> **YOUR TASK**: Gather all lines in the records below that include the word "values".

> **DATA SECTION**:

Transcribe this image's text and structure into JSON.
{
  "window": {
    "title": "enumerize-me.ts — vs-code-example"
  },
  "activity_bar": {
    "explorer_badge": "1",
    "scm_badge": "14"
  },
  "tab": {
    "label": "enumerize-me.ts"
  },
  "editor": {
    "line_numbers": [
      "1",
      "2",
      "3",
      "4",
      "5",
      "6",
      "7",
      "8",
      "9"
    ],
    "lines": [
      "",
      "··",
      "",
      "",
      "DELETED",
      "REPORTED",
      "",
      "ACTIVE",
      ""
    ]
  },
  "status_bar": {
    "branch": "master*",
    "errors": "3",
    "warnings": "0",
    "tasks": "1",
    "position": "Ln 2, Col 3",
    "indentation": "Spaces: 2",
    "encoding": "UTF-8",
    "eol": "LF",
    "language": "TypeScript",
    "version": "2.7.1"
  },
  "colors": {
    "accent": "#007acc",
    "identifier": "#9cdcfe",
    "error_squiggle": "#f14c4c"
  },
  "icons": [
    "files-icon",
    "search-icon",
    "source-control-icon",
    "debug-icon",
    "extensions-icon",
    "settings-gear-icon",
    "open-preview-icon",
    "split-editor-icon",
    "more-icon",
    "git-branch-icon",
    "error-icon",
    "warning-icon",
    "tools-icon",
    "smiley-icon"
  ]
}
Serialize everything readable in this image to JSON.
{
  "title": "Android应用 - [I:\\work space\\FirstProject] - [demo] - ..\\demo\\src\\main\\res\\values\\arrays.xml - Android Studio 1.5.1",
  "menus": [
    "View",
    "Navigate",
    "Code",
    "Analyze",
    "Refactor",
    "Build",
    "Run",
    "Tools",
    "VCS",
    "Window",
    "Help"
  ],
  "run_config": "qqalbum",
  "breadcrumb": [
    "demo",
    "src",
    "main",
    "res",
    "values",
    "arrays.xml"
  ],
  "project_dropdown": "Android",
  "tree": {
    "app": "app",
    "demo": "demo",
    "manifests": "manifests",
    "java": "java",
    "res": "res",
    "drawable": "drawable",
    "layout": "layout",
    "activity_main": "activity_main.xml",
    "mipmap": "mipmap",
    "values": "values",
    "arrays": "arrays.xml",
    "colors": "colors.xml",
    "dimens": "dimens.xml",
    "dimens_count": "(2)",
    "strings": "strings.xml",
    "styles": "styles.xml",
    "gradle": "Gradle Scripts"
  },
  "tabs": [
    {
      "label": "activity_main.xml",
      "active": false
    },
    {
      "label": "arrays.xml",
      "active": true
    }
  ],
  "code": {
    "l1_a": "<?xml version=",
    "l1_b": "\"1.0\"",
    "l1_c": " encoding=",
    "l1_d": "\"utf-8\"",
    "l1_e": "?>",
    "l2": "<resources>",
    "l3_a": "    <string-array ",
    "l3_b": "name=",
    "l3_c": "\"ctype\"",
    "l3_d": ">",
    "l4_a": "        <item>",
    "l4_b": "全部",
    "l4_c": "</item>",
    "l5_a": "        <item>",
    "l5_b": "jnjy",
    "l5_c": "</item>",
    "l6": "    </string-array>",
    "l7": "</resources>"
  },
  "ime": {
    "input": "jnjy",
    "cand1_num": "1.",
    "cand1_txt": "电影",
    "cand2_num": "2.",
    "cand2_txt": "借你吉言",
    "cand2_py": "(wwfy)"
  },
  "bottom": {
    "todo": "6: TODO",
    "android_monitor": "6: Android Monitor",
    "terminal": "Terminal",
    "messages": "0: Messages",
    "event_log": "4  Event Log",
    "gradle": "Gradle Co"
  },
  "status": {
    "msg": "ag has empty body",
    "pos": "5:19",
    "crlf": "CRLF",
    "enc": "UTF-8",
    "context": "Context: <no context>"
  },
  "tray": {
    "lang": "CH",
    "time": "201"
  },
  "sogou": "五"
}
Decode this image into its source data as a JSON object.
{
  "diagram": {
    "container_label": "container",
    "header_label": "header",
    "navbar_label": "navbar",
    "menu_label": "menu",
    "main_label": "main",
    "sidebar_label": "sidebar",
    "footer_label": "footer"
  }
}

> **EXERCISE RESPONSE**:
  "title": "Android应用 - [I:\\work space\\FirstProject] - [demo] - ..\\demo\\src\\main\\res\\values\\arrays.xml - Android Studio 1.5.1",
    "values",
    "values": "values",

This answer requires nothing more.